There was no arrest affidavit available for Battle, who bonded out on a $1,000 bond March 6.
In an email, Steamboat Springs Police Department Operations Commander Annette Dopplick said their team responded to at least two possible reports of counterfeit currency in the last six months, but none yet this year. Dopplick said SSPD works with federal agencies on counterfeit currency to combat the fly-by-night nature of those often possessing fake bills.
“SSPD collaborates with the U.S. Secret Service very early in any counterfeit investigation,” Dopplick said. “In fact, we are usually in contact with our S.S. field agent while on the originating call. In general, counterfeiting crime tends to be transient in nature and offenders move quickly to escape detection.”

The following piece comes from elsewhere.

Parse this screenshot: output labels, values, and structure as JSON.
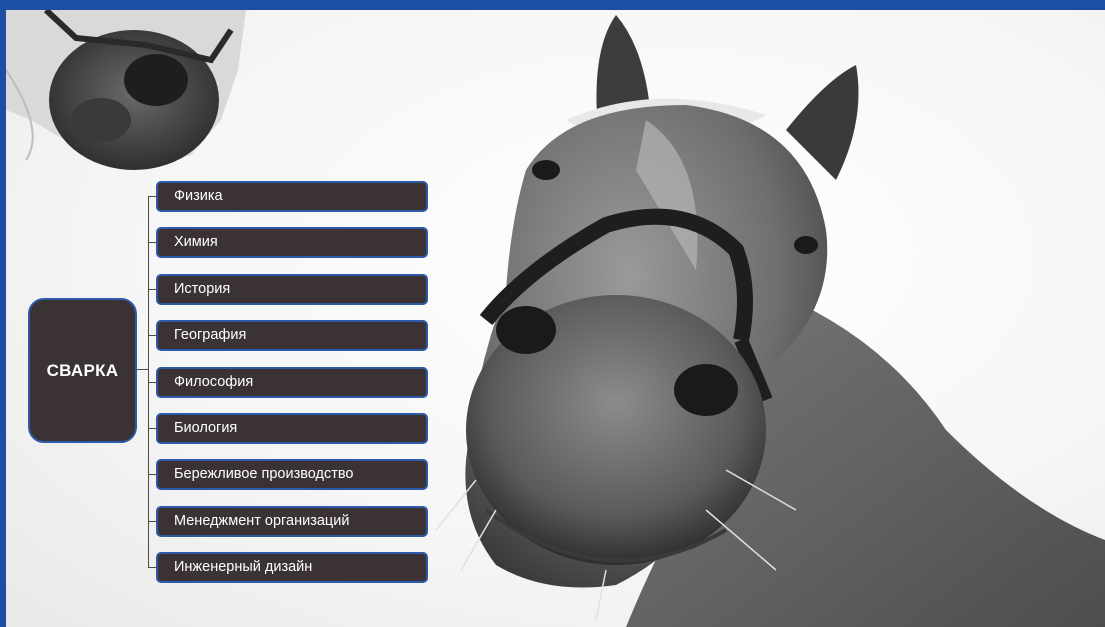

However, Leonard said any federal involvement in Craig’s investigation at this point is “kind of unlikely,” because CPD investigators, in conjunction with the district attorney, have already identified state criminal charges for suspects caught with fake bills.
Leonard said it isn’t likely someone locally is printing bills. Instead, the bills are likely bought in bulk on a website.
“Most of these bills in these cases are ones purchased online and they’re clearly marked — although very small — that they’re not intended to be valid currency,” Leonard said. “Unfortunately, some people have accepted those as valid and we’ve had to put out this information. It’s frustrating that places can sell real looking currency, that people can buy it online and then use it as real currency and we unfortunately we have people accept it.”
In the email, Steamboat police gave residents several tips to avoid being ripped off by fake money:
• An ultraviolet light source can be used to verify authenticity on some notes.
• Report counterfeit attempts immediately. Be attentive to descriptions and vehicles associated to the attempt.
• Bank personnel are experts. If you are accepting cash for a large purchase, consider visiting a local branch of your bank and ask for assistance verifying the currency.
• Security surveillance of point-of-sale locations can be an effective deterrent to fraud, including counterfeit fraud.
• Follow best practices for all personal transactions. Choose a public place (preferably with surveillance), identify all individuals using photo IDs, complete a bill of sale, have a witness, verify currency as authentic, take photographs of the involved property or make a video recording of the transaction. Be willing to stop the transaction. When something feels wrong, it usually is.
• Help the vulnerable in the community protect against fraud. It is especially important to talk to your aging family members about the increasing sophistication in counterfeiting.
• Be a mindful caregiver when monitoring a child’s fundraising activities. Help kids learn what to look for.
• Be familiar with legitimate currency. A guide is available at https://www.secretservice.gov/data/KnowYourMoney.pdf. Small business owners are encouraged to order the printed brochure as it can be very useful for employees to have at point-of-sale locations.
In evidence photographs obtained by the Craig Press courtesy of the Craig Police Department, the fake $100 bill appears to bear a small, bright orange symbol “kinda like the head of a dog to the right of the 100,” Leonard said.
The bill also has an Asian seal Leonard said could be Chinese.
With this in mind, Leonard said residents can be on the lookout for the symbols.
“The last time I checked, Benjamins don’t have a Chinese seal on them,” Leonard said. “I don’t think that’s what Ben intended.”
Tri-State Generation & Transmission unveiled its new Responsible Energy Plan this week, which will transition the company’s power portfolio further into renewables to reduce electric rates for its members.